● Required work: The entries follow. Please return all of them exactly.

● Record set:
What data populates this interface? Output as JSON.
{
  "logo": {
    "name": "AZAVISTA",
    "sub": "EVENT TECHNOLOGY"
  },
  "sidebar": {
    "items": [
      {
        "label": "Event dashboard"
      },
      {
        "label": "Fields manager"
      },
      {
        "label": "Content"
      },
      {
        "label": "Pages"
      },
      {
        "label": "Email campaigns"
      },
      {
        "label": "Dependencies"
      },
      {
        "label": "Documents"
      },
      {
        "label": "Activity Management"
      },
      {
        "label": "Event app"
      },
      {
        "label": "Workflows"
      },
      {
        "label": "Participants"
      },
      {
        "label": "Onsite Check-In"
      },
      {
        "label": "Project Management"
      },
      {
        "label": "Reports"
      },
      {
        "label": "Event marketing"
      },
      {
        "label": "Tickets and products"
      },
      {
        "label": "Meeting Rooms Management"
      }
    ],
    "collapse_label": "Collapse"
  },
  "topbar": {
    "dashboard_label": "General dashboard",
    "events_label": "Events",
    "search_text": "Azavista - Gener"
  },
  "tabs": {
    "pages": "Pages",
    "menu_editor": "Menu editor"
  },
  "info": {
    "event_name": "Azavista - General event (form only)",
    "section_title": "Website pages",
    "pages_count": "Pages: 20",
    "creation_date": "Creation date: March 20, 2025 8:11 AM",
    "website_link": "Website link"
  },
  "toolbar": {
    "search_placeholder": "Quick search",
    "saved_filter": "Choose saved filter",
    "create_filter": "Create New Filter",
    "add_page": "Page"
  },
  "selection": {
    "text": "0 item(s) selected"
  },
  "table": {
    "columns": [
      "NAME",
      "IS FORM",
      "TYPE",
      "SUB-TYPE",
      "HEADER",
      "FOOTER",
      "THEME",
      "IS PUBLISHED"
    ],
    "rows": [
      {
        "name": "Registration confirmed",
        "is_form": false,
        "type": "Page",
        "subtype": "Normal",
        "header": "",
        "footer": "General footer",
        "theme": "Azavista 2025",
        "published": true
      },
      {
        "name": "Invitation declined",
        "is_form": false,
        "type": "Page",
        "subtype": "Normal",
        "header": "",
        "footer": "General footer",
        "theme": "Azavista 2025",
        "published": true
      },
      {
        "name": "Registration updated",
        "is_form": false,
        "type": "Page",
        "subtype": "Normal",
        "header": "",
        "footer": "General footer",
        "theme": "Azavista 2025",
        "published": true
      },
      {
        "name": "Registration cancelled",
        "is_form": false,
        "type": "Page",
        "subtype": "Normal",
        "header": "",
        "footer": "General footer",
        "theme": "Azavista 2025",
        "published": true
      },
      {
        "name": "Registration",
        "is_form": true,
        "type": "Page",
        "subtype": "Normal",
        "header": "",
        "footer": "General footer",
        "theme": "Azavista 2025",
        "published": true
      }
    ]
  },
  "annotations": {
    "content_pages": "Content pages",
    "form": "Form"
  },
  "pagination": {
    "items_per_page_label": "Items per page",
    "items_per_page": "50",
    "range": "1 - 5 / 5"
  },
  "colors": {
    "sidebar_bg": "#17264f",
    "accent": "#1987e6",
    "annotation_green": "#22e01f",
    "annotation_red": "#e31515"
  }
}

● Result:
What data populates this interface? Output as JSON.
{
  "logo": {
    "name": "AZAVISTA",
    "sub": "EVENT TECHNOLOGY"
  },
  "sidebar": {
    "items": [
      {
        "label": "Event dashboard"
      },
      {
        "label": "Fields manager"
      },
      {
        "label": "Content"
      },
      {
        "label": "Pages"
      },
      {
        "label": "Email campaigns"
      },
      {
        "label": "Dependencies"
      },
      {
        "label": "Documents"
      },
      {
        "label": "Activity Management"
      },
      {
        "label": "Event app"
      },
      {
        "label": "Workflows"
      },
      {
        "label": "Participants"
      },
      {
        "label": "Onsite Check-In"
      },
      {
        "label": "Project Management"
      },
      {
        "label": "Reports"
      },
      {
        "label": "Event marketing"
      },
      {
        "label": "Tickets and products"
      },
      {
        "label": "Meeting Rooms Management"
      }
    ],
    "collapse_label": "Collapse"
  },
  "topbar": {
    "dashboard_label": "General dashboard",
    "events_label": "Events",
    "search_text": "Azavista - Gener"
  },
  "tabs": {
    "pages": "Pages",
    "menu_editor": "Menu editor"
  },
  "info": {
    "event_name": "Azavista - General event (form only)",
    "section_title": "Website pages",
    "pages_count": "Pages: 20",
    "creation_date": "Creation date: March 20, 2025 8:11 AM",
    "website_link": "Website link"
  },
  "toolbar": {
    "search_placeholder": "Quick search",
    "saved_filter": "Choose saved filter",
    "create_filter": "Create New Filter",
    "add_page": "Page"
  },
  "selection": {
    "text": "0 item(s) selected"
  },
  "table": {
    "columns": [
      "NAME",
      "IS FORM",
      "TYPE",
      "SUB-TYPE",
      "HEADER",
      "FOOTER",
      "THEME",
      "IS PUBLISHED"
    ],
    "rows": [
      {
        "name": "Registration confirmed",
        "is_form": false,
        "type": "Page",
        "subtype": "Normal",
        "header": "",
        "footer": "General footer",
        "theme": "Azavista 2025",
        "published": true
      },
      {
        "name": "Invitation declined",
        "is_form": false,
        "type": "Page",
        "subtype": "Normal",
        "header": "",
        "footer": "General footer",
        "theme": "Azavista 2025",
        "published": true
      },
      {
        "name": "Registration updated",
        "is_form": false,
        "type": "Page",
        "subtype": "Normal",
        "header": "",
        "footer": "General footer",
        "theme": "Azavista 2025",
        "published": true
      },
      {
        "name": "Registration cancelled",
        "is_form": false,
        "type": "Page",
        "subtype": "Normal",
        "header": "",
        "footer": "General footer",
        "theme": "Azavista 2025",
        "published": true
      },
      {
        "name": "Registration",
        "is_form": true,
        "type": "Page",
        "subtype": "Normal",
        "header": "",
        "footer": "General footer",
        "theme": "Azavista 2025",
        "published": true
      }
    ]
  },
  "annotations": {
    "content_pages": "Content pages",
    "form": "Form"
  },
  "pagination": {
    "items_per_page_label": "Items per page",
    "items_per_page": "50",
    "range": "1 - 5 / 5"
  },
  "colors": {
    "sidebar_bg": "#17264f",
    "accent": "#1987e6",
    "annotation_green": "#22e01f",
    "annotation_red": "#e31515"
  }
}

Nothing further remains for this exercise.